The mapmaker pursed his lips. “Why, that’s the sea. This is everything. The entirety of the White Isles. Here is Yarde.” He pointed to a small dot in the middle of the larger shape.
Fenn gave him a puzzled look. “The White Isles?”
The mapmaker frowned back at her. “My dear girl. Surely you know the name of the land in which you were born.”
Fenn shook her head. “There are no… no isles. They say a sea lies to the south, but everyone knows that in the north it’s mountains.” She was getting upset now. More and more afraid. “The Windy Plains in the east, the Wood stretches west, and on the other side, the Kingdom of Worthe.”
Now the mapmaker was shaking his head. “Worthe, Lisley… the Windy Plains. I’ve never heard of any of these places, and I’ve been at this for a very long time. Even if they were local appellations, I ought to have at least come across them once or twice.”
“I don’t understand,” said Fenn, tears pooling in the corners of her eyes. “The Windy Plains are so big. How can you not know them? Everyone… It takes weeks to cross by horse. They say… I… What if I… oh—”
She lost the ability to speak, the words stopped up by the lump in her throat.
Am I dead? Is my body still lying in the Windy Plains, slowly being consumed by the elements, and my spirit now wandering some ethereal isle? It seemed impossible that this man, who knew so much, could possibly be unaware of something so immense.
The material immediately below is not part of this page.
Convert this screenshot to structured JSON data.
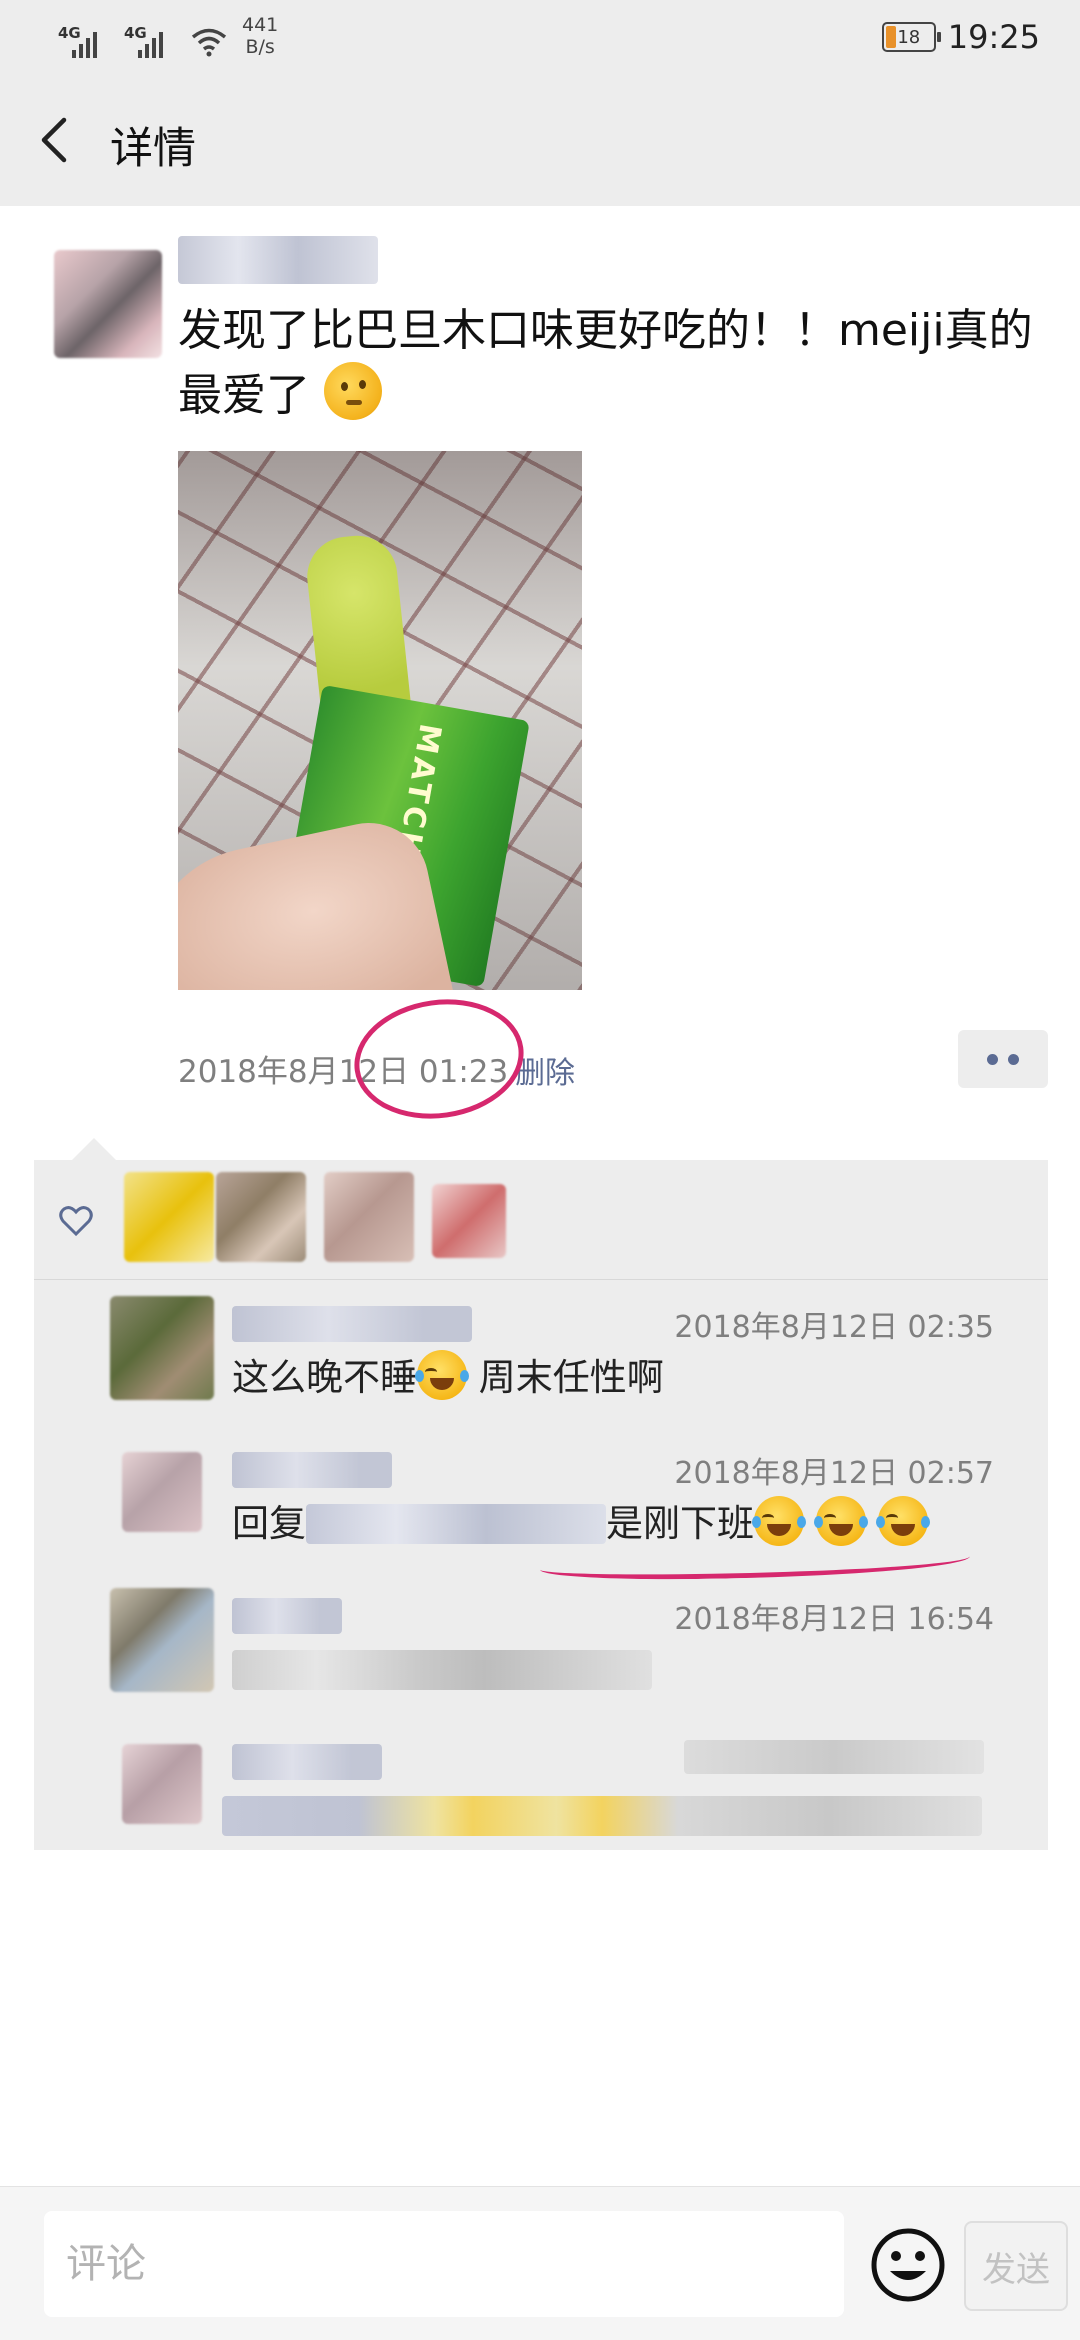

Never heard of Worthe? How could you possibly—
The old mapmaker was staring at her.
The intensity of his pale blue-eyed gaze startled her out of her tears. She sniffed. “What?”
“Weeks. You said weeks.”
“Yes,” Fenn nodded, sniffling and wiping at her eyes.
“From east to west.”
“West to east,” she corrected, but he waved his hand. The direction didn’t matter.
“My dear,” he said slowly, sliding his finger across the map, “at its widest point, the Greater Isle is almost exactly ninety one leagues across. It takes a fast horse eight days to ride from one coast to the other. There is no way that there is any place on either isle that would take weeks to traverse. It is simply impossible.”
“Which means,” he interrupted, “that there can be only one solution to your conundrum.”
“What is it?”
“It is simple,” he said with a shrug. “You have crossed the sea.”